◆ The problem
Collect all lines containing the word "JSON" from the data.

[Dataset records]
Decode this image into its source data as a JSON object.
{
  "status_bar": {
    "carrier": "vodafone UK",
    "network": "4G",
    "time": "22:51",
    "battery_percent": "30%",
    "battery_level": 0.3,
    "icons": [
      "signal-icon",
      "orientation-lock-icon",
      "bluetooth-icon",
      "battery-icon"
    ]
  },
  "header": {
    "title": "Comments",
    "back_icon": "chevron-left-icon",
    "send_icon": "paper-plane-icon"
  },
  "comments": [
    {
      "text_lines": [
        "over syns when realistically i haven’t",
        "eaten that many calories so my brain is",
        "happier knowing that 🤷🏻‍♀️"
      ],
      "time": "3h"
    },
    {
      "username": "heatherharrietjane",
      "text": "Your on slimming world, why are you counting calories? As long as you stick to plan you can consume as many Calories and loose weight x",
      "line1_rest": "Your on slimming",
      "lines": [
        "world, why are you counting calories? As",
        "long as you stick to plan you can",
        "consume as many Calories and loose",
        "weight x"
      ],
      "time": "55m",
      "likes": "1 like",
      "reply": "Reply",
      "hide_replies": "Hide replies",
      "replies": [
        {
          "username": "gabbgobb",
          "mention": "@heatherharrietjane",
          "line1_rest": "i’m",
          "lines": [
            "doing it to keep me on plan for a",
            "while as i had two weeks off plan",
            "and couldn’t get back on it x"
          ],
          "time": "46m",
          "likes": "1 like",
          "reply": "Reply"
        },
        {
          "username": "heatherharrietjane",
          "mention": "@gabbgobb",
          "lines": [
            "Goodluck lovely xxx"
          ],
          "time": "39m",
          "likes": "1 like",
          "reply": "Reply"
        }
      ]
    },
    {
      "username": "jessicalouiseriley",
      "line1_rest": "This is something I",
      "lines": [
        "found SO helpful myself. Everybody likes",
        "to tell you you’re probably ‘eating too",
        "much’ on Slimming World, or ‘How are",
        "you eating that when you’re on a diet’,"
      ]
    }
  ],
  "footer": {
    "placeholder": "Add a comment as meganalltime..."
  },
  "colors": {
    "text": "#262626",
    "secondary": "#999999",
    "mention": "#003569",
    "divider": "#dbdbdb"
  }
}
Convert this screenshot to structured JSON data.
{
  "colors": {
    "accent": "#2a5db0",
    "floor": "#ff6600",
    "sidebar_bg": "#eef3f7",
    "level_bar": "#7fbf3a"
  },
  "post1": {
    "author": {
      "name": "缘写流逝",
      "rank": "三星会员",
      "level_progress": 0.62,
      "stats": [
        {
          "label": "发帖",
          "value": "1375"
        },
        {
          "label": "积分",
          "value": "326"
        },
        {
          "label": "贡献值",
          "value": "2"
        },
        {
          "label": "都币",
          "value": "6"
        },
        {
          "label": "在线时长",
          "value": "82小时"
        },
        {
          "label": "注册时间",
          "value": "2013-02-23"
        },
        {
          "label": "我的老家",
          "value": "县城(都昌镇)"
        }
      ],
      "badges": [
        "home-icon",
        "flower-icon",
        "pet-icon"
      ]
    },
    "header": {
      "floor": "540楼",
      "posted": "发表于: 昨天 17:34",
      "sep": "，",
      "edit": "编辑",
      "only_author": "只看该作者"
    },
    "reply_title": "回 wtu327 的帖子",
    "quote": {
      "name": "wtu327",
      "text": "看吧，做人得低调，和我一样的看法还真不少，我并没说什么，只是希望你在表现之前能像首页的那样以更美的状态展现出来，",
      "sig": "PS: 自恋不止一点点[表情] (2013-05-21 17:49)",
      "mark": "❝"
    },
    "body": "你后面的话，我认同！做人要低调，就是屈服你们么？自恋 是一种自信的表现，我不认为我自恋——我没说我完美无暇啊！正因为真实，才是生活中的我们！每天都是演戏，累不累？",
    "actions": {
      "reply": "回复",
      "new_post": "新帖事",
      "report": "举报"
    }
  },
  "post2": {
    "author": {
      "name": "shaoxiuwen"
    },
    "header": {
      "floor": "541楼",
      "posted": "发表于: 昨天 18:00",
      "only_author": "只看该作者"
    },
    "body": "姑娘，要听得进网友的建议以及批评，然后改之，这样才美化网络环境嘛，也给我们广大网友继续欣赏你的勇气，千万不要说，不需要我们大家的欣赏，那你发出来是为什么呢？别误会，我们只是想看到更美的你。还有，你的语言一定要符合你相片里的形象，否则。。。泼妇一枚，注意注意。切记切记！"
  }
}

◆ Result for this exercise
Decode this image into its source data as a JSON object.
Convert this screenshot to structured JSON data.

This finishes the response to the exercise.